* [What to do]
Reproduce the listing below exactly, minus its pictures.

################

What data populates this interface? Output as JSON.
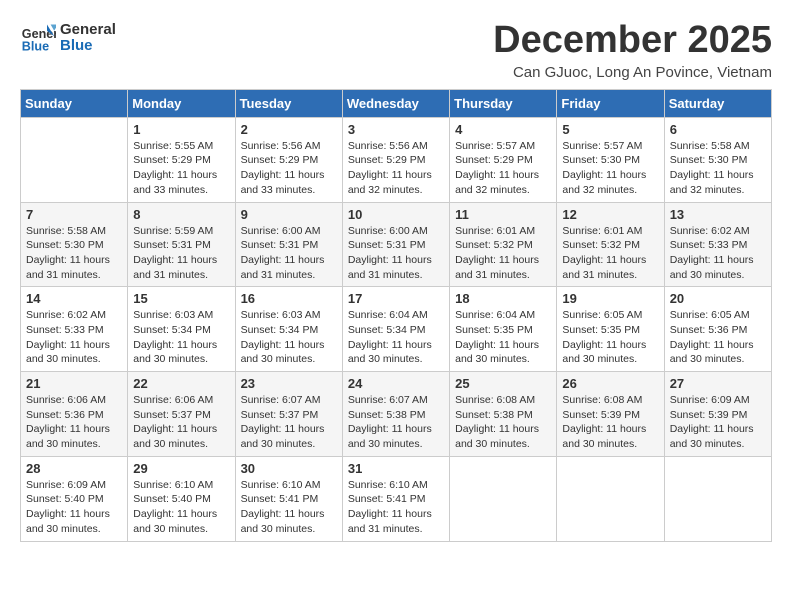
{
  "header": {
    "logo_general": "General",
    "logo_blue": "Blue",
    "month_title": "December 2025",
    "subtitle": "Can GJuoc, Long An Povince, Vietnam"
  },
  "days_of_week": [
    "Sunday",
    "Monday",
    "Tuesday",
    "Wednesday",
    "Thursday",
    "Friday",
    "Saturday"
  ],
  "weeks": [
    [
      {
        "day": "",
        "info": ""
      },
      {
        "day": "1",
        "info": "Sunrise: 5:55 AM\nSunset: 5:29 PM\nDaylight: 11 hours\nand 33 minutes."
      },
      {
        "day": "2",
        "info": "Sunrise: 5:56 AM\nSunset: 5:29 PM\nDaylight: 11 hours\nand 33 minutes."
      },
      {
        "day": "3",
        "info": "Sunrise: 5:56 AM\nSunset: 5:29 PM\nDaylight: 11 hours\nand 32 minutes."
      },
      {
        "day": "4",
        "info": "Sunrise: 5:57 AM\nSunset: 5:29 PM\nDaylight: 11 hours\nand 32 minutes."
      },
      {
        "day": "5",
        "info": "Sunrise: 5:57 AM\nSunset: 5:30 PM\nDaylight: 11 hours\nand 32 minutes."
      },
      {
        "day": "6",
        "info": "Sunrise: 5:58 AM\nSunset: 5:30 PM\nDaylight: 11 hours\nand 32 minutes."
      }
    ],
    [
      {
        "day": "7",
        "info": "Sunrise: 5:58 AM\nSunset: 5:30 PM\nDaylight: 11 hours\nand 31 minutes."
      },
      {
        "day": "8",
        "info": "Sunrise: 5:59 AM\nSunset: 5:31 PM\nDaylight: 11 hours\nand 31 minutes."
      },
      {
        "day": "9",
        "info": "Sunrise: 6:00 AM\nSunset: 5:31 PM\nDaylight: 11 hours\nand 31 minutes."
      },
      {
        "day": "10",
        "info": "Sunrise: 6:00 AM\nSunset: 5:31 PM\nDaylight: 11 hours\nand 31 minutes."
      },
      {
        "day": "11",
        "info": "Sunrise: 6:01 AM\nSunset: 5:32 PM\nDaylight: 11 hours\nand 31 minutes."
      },
      {
        "day": "12",
        "info": "Sunrise: 6:01 AM\nSunset: 5:32 PM\nDaylight: 11 hours\nand 31 minutes."
      },
      {
        "day": "13",
        "info": "Sunrise: 6:02 AM\nSunset: 5:33 PM\nDaylight: 11 hours\nand 30 minutes."
      }
    ],
    [
      {
        "day": "14",
        "info": "Sunrise: 6:02 AM\nSunset: 5:33 PM\nDaylight: 11 hours\nand 30 minutes."
      },
      {
        "day": "15",
        "info": "Sunrise: 6:03 AM\nSunset: 5:34 PM\nDaylight: 11 hours\nand 30 minutes."
      },
      {
        "day": "16",
        "info": "Sunrise: 6:03 AM\nSunset: 5:34 PM\nDaylight: 11 hours\nand 30 minutes."
      },
      {
        "day": "17",
        "info": "Sunrise: 6:04 AM\nSunset: 5:34 PM\nDaylight: 11 hours\nand 30 minutes."
      },
      {
        "day": "18",
        "info": "Sunrise: 6:04 AM\nSunset: 5:35 PM\nDaylight: 11 hours\nand 30 minutes."
      },
      {
        "day": "19",
        "info": "Sunrise: 6:05 AM\nSunset: 5:35 PM\nDaylight: 11 hours\nand 30 minutes."
      },
      {
        "day": "20",
        "info": "Sunrise: 6:05 AM\nSunset: 5:36 PM\nDaylight: 11 hours\nand 30 minutes."
      }
    ],
    [
      {
        "day": "21",
        "info": "Sunrise: 6:06 AM\nSunset: 5:36 PM\nDaylight: 11 hours\nand 30 minutes."
      },
      {
        "day": "22",
        "info": "Sunrise: 6:06 AM\nSunset: 5:37 PM\nDaylight: 11 hours\nand 30 minutes."
      },
      {
        "day": "23",
        "info": "Sunrise: 6:07 AM\nSunset: 5:37 PM\nDaylight: 11 hours\nand 30 minutes."
      },
      {
        "day": "24",
        "info": "Sunrise: 6:07 AM\nSunset: 5:38 PM\nDaylight: 11 hours\nand 30 minutes."
      },
      {
        "day": "25",
        "info": "Sunrise: 6:08 AM\nSunset: 5:38 PM\nDaylight: 11 hours\nand 30 minutes."
      },
      {
        "day": "26",
        "info": "Sunrise: 6:08 AM\nSunset: 5:39 PM\nDaylight: 11 hours\nand 30 minutes."
      },
      {
        "day": "27",
        "info": "Sunrise: 6:09 AM\nSunset: 5:39 PM\nDaylight: 11 hours\nand 30 minutes."
      }
    ],
    [
      {
        "day": "28",
        "info": "Sunrise: 6:09 AM\nSunset: 5:40 PM\nDaylight: 11 hours\nand 30 minutes."
      },
      {
        "day": "29",
        "info": "Sunrise: 6:10 AM\nSunset: 5:40 PM\nDaylight: 11 hours\nand 30 minutes."
      },
      {
        "day": "30",
        "info": "Sunrise: 6:10 AM\nSunset: 5:41 PM\nDaylight: 11 hours\nand 30 minutes."
      },
      {
        "day": "31",
        "info": "Sunrise: 6:10 AM\nSunset: 5:41 PM\nDaylight: 11 hours\nand 31 minutes."
      },
      {
        "day": "",
        "info": ""
      },
      {
        "day": "",
        "info": ""
      },
      {
        "day": "",
        "info": ""
      }
    ]
  ]
}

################

* [Output of the exercise]
What data populates this interface? Output as JSON.
{
  "header": {
    "logo_general": "General",
    "logo_blue": "Blue",
    "month_title": "December 2025",
    "subtitle": "Can GJuoc, Long An Povince, Vietnam"
  },
  "days_of_week": [
    "Sunday",
    "Monday",
    "Tuesday",
    "Wednesday",
    "Thursday",
    "Friday",
    "Saturday"
  ],
  "weeks": [
    [
      {
        "day": "",
        "info": ""
      },
      {
        "day": "1",
        "info": "Sunrise: 5:55 AM\nSunset: 5:29 PM\nDaylight: 11 hours\nand 33 minutes."
      },
      {
        "day": "2",
        "info": "Sunrise: 5:56 AM\nSunset: 5:29 PM\nDaylight: 11 hours\nand 33 minutes."
      },
      {
        "day": "3",
        "info": "Sunrise: 5:56 AM\nSunset: 5:29 PM\nDaylight: 11 hours\nand 32 minutes."
      },
      {
        "day": "4",
        "info": "Sunrise: 5:57 AM\nSunset: 5:29 PM\nDaylight: 11 hours\nand 32 minutes."
      },
      {
        "day": "5",
        "info": "Sunrise: 5:57 AM\nSunset: 5:30 PM\nDaylight: 11 hours\nand 32 minutes."
      },
      {
        "day": "6",
        "info": "Sunrise: 5:58 AM\nSunset: 5:30 PM\nDaylight: 11 hours\nand 32 minutes."
      }
    ],
    [
      {
        "day": "7",
        "info": "Sunrise: 5:58 AM\nSunset: 5:30 PM\nDaylight: 11 hours\nand 31 minutes."
      },
      {
        "day": "8",
        "info": "Sunrise: 5:59 AM\nSunset: 5:31 PM\nDaylight: 11 hours\nand 31 minutes."
      },
      {
        "day": "9",
        "info": "Sunrise: 6:00 AM\nSunset: 5:31 PM\nDaylight: 11 hours\nand 31 minutes."
      },
      {
        "day": "10",
        "info": "Sunrise: 6:00 AM\nSunset: 5:31 PM\nDaylight: 11 hours\nand 31 minutes."
      },
      {
        "day": "11",
        "info": "Sunrise: 6:01 AM\nSunset: 5:32 PM\nDaylight: 11 hours\nand 31 minutes."
      },
      {
        "day": "12",
        "info": "Sunrise: 6:01 AM\nSunset: 5:32 PM\nDaylight: 11 hours\nand 31 minutes."
      },
      {
        "day": "13",
        "info": "Sunrise: 6:02 AM\nSunset: 5:33 PM\nDaylight: 11 hours\nand 30 minutes."
      }
    ],
    [
      {
        "day": "14",
        "info": "Sunrise: 6:02 AM\nSunset: 5:33 PM\nDaylight: 11 hours\nand 30 minutes."
      },
      {
        "day": "15",
        "info": "Sunrise: 6:03 AM\nSunset: 5:34 PM\nDaylight: 11 hours\nand 30 minutes."
      },
      {
        "day": "16",
        "info": "Sunrise: 6:03 AM\nSunset: 5:34 PM\nDaylight: 11 hours\nand 30 minutes."
      },
      {
        "day": "17",
        "info": "Sunrise: 6:04 AM\nSunset: 5:34 PM\nDaylight: 11 hours\nand 30 minutes."
      },
      {
        "day": "18",
        "info": "Sunrise: 6:04 AM\nSunset: 5:35 PM\nDaylight: 11 hours\nand 30 minutes."
      },
      {
        "day": "19",
        "info": "Sunrise: 6:05 AM\nSunset: 5:35 PM\nDaylight: 11 hours\nand 30 minutes."
      },
      {
        "day": "20",
        "info": "Sunrise: 6:05 AM\nSunset: 5:36 PM\nDaylight: 11 hours\nand 30 minutes."
      }
    ],
    [
      {
        "day": "21",
        "info": "Sunrise: 6:06 AM\nSunset: 5:36 PM\nDaylight: 11 hours\nand 30 minutes."
      },
      {
        "day": "22",
        "info": "Sunrise: 6:06 AM\nSunset: 5:37 PM\nDaylight: 11 hours\nand 30 minutes."
      },
      {
        "day": "23",
        "info": "Sunrise: 6:07 AM\nSunset: 5:37 PM\nDaylight: 11 hours\nand 30 minutes."
      },
      {
        "day": "24",
        "info": "Sunrise: 6:07 AM\nSunset: 5:38 PM\nDaylight: 11 hours\nand 30 minutes."
      },
      {
        "day": "25",
        "info": "Sunrise: 6:08 AM\nSunset: 5:38 PM\nDaylight: 11 hours\nand 30 minutes."
      },
      {
        "day": "26",
        "info": "Sunrise: 6:08 AM\nSunset: 5:39 PM\nDaylight: 11 hours\nand 30 minutes."
      },
      {
        "day": "27",
        "info": "Sunrise: 6:09 AM\nSunset: 5:39 PM\nDaylight: 11 hours\nand 30 minutes."
      }
    ],
    [
      {
        "day": "28",
        "info": "Sunrise: 6:09 AM\nSunset: 5:40 PM\nDaylight: 11 hours\nand 30 minutes."
      },
      {
        "day": "29",
        "info": "Sunrise: 6:10 AM\nSunset: 5:40 PM\nDaylight: 11 hours\nand 30 minutes."
      },
      {
        "day": "30",
        "info": "Sunrise: 6:10 AM\nSunset: 5:41 PM\nDaylight: 11 hours\nand 30 minutes."
      },
      {
        "day": "31",
        "info": "Sunrise: 6:10 AM\nSunset: 5:41 PM\nDaylight: 11 hours\nand 31 minutes."
      },
      {
        "day": "",
        "info": ""
      },
      {
        "day": "",
        "info": ""
      },
      {
        "day": "",
        "info": ""
      }
    ]
  ]
}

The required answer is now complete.